Instructions for the task:
Return the lines below that contain the word "Cerca".

(Data records for software interfaces)
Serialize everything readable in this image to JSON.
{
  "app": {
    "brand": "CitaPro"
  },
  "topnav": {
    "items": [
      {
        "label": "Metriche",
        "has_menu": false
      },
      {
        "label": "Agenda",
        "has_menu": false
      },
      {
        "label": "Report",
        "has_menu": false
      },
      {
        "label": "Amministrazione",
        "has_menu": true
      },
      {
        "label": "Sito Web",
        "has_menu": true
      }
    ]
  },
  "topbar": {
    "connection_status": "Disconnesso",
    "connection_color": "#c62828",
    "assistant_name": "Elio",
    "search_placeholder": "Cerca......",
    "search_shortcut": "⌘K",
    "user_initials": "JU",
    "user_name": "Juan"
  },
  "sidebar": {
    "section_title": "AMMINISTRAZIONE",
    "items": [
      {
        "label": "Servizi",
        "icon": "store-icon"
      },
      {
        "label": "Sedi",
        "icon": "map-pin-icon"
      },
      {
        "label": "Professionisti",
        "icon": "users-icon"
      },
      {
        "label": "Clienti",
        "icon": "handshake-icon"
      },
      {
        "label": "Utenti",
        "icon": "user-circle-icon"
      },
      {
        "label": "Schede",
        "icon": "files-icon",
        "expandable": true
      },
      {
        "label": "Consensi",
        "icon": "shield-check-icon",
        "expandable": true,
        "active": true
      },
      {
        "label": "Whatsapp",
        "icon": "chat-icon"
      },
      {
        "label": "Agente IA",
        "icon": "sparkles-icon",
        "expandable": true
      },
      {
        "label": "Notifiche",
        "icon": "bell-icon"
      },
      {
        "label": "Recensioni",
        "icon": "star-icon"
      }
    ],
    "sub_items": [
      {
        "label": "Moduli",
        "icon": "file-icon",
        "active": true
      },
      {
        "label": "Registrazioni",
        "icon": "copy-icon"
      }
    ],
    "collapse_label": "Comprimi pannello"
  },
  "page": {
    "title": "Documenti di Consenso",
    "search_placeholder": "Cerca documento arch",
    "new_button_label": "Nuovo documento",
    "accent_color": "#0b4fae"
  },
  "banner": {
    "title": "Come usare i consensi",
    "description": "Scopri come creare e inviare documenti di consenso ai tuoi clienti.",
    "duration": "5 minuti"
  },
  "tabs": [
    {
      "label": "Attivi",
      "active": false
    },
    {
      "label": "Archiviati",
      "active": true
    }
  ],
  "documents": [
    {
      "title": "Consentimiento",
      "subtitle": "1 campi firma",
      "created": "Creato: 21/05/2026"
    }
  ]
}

Exercise response:
    "search_placeholder": "Cerca......",
    "search_placeholder": "Cerca documento arch",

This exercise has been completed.